## What is expected
Give the data again in full, without pictures.

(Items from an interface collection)
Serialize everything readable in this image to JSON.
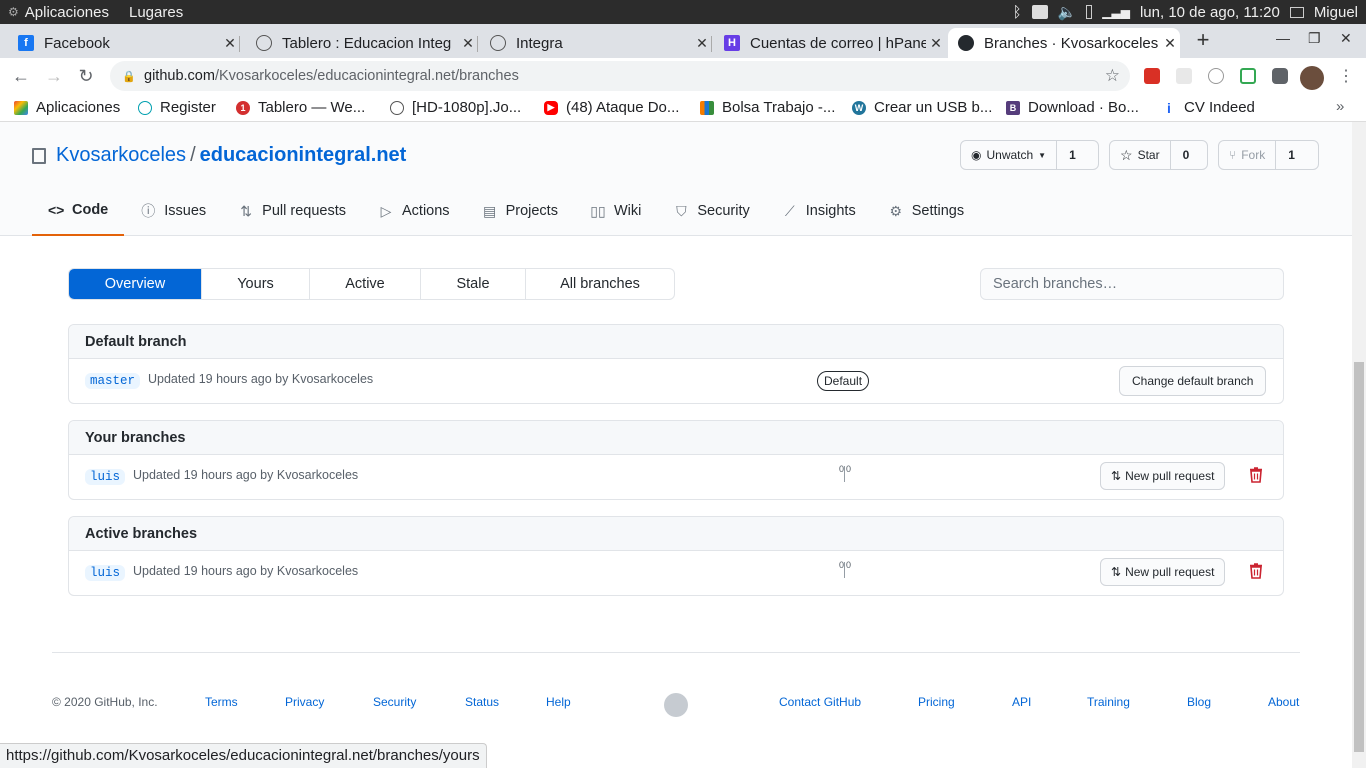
{
  "system": {
    "menu_apps": "Aplicaciones",
    "menu_places": "Lugares",
    "datetime": "lun, 10 de ago, 11:20",
    "user": "Miguel"
  },
  "tabs": [
    {
      "title": "Facebook",
      "favicon": "facebook-icon"
    },
    {
      "title": "Tablero : Educacion Integ",
      "favicon": "globe-icon"
    },
    {
      "title": "Integra",
      "favicon": "globe-icon"
    },
    {
      "title": "Cuentas de correo | hPane",
      "favicon": "hostinger-icon"
    },
    {
      "title": "Branches · Kvosarkoceles",
      "favicon": "github-icon"
    }
  ],
  "browser": {
    "url_host": "github.com",
    "url_path": "/Kvosarkoceles/educacionintegral.net/branches"
  },
  "bookmarks": [
    {
      "label": "Aplicaciones"
    },
    {
      "label": "Register"
    },
    {
      "label": "Tablero — We..."
    },
    {
      "label": "[HD-1080p].Jo..."
    },
    {
      "label": "(48) Ataque Do..."
    },
    {
      "label": "Bolsa Trabajo -..."
    },
    {
      "label": "Crear un USB b..."
    },
    {
      "label": "Download · Bo..."
    },
    {
      "label": "CV Indeed"
    }
  ],
  "repo": {
    "owner": "Kvosarkoceles",
    "separator": "/",
    "name": "educacionintegral.net",
    "watch_label": "Unwatch",
    "watch_count": "1",
    "star_label": "Star",
    "star_count": "0",
    "fork_label": "Fork",
    "fork_count": "1"
  },
  "repo_nav": [
    {
      "label": "Code",
      "icon": "code-icon"
    },
    {
      "label": "Issues",
      "icon": "issue-icon"
    },
    {
      "label": "Pull requests",
      "icon": "pull-request-icon"
    },
    {
      "label": "Actions",
      "icon": "play-icon"
    },
    {
      "label": "Projects",
      "icon": "project-icon"
    },
    {
      "label": "Wiki",
      "icon": "book-icon"
    },
    {
      "label": "Security",
      "icon": "shield-icon"
    },
    {
      "label": "Insights",
      "icon": "graph-icon"
    },
    {
      "label": "Settings",
      "icon": "gear-icon"
    }
  ],
  "branch_tabs": [
    "Overview",
    "Yours",
    "Active",
    "Stale",
    "All branches"
  ],
  "search_placeholder": "Search branches…",
  "default_section": {
    "title": "Default branch",
    "branch": "master",
    "updated": "Updated 19 hours ago by Kvosarkoceles",
    "badge": "Default",
    "action": "Change default branch"
  },
  "your_section": {
    "title": "Your branches",
    "branch": "luis",
    "updated": "Updated 19 hours ago by Kvosarkoceles",
    "behind": "0",
    "ahead": "0",
    "action": "New pull request"
  },
  "active_section": {
    "title": "Active branches",
    "branch": "luis",
    "updated": "Updated 19 hours ago by Kvosarkoceles",
    "behind": "0",
    "ahead": "0",
    "action": "New pull request"
  },
  "footer": {
    "copyright": "© 2020 GitHub, Inc.",
    "links_left": [
      "Terms",
      "Privacy",
      "Security",
      "Status",
      "Help"
    ],
    "links_right": [
      "Contact GitHub",
      "Pricing",
      "API",
      "Training",
      "Blog",
      "About"
    ]
  },
  "status_url": "https://github.com/Kvosarkoceles/educacionintegral.net/branches/yours",
  "colors": {
    "accent": "#0366d6",
    "selected_tab_border": "#e36209",
    "delete": "#cb2431"
  }
}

## Response box
Serialize everything readable in this image to JSON.
{
  "system": {
    "menu_apps": "Aplicaciones",
    "menu_places": "Lugares",
    "datetime": "lun, 10 de ago, 11:20",
    "user": "Miguel"
  },
  "tabs": [
    {
      "title": "Facebook",
      "favicon": "facebook-icon"
    },
    {
      "title": "Tablero : Educacion Integ",
      "favicon": "globe-icon"
    },
    {
      "title": "Integra",
      "favicon": "globe-icon"
    },
    {
      "title": "Cuentas de correo | hPane",
      "favicon": "hostinger-icon"
    },
    {
      "title": "Branches · Kvosarkoceles",
      "favicon": "github-icon"
    }
  ],
  "browser": {
    "url_host": "github.com",
    "url_path": "/Kvosarkoceles/educacionintegral.net/branches"
  },
  "bookmarks": [
    {
      "label": "Aplicaciones"
    },
    {
      "label": "Register"
    },
    {
      "label": "Tablero — We..."
    },
    {
      "label": "[HD-1080p].Jo..."
    },
    {
      "label": "(48) Ataque Do..."
    },
    {
      "label": "Bolsa Trabajo -..."
    },
    {
      "label": "Crear un USB b..."
    },
    {
      "label": "Download · Bo..."
    },
    {
      "label": "CV Indeed"
    }
  ],
  "repo": {
    "owner": "Kvosarkoceles",
    "separator": "/",
    "name": "educacionintegral.net",
    "watch_label": "Unwatch",
    "watch_count": "1",
    "star_label": "Star",
    "star_count": "0",
    "fork_label": "Fork",
    "fork_count": "1"
  },
  "repo_nav": [
    {
      "label": "Code",
      "icon": "code-icon"
    },
    {
      "label": "Issues",
      "icon": "issue-icon"
    },
    {
      "label": "Pull requests",
      "icon": "pull-request-icon"
    },
    {
      "label": "Actions",
      "icon": "play-icon"
    },
    {
      "label": "Projects",
      "icon": "project-icon"
    },
    {
      "label": "Wiki",
      "icon": "book-icon"
    },
    {
      "label": "Security",
      "icon": "shield-icon"
    },
    {
      "label": "Insights",
      "icon": "graph-icon"
    },
    {
      "label": "Settings",
      "icon": "gear-icon"
    }
  ],
  "branch_tabs": [
    "Overview",
    "Yours",
    "Active",
    "Stale",
    "All branches"
  ],
  "search_placeholder": "Search branches…",
  "default_section": {
    "title": "Default branch",
    "branch": "master",
    "updated": "Updated 19 hours ago by Kvosarkoceles",
    "badge": "Default",
    "action": "Change default branch"
  },
  "your_section": {
    "title": "Your branches",
    "branch": "luis",
    "updated": "Updated 19 hours ago by Kvosarkoceles",
    "behind": "0",
    "ahead": "0",
    "action": "New pull request"
  },
  "active_section": {
    "title": "Active branches",
    "branch": "luis",
    "updated": "Updated 19 hours ago by Kvosarkoceles",
    "behind": "0",
    "ahead": "0",
    "action": "New pull request"
  },
  "footer": {
    "copyright": "© 2020 GitHub, Inc.",
    "links_left": [
      "Terms",
      "Privacy",
      "Security",
      "Status",
      "Help"
    ],
    "links_right": [
      "Contact GitHub",
      "Pricing",
      "API",
      "Training",
      "Blog",
      "About"
    ]
  },
  "status_url": "https://github.com/Kvosarkoceles/educacionintegral.net/branches/yours",
  "colors": {
    "accent": "#0366d6",
    "selected_tab_border": "#e36209",
    "delete": "#cb2431"
  }
}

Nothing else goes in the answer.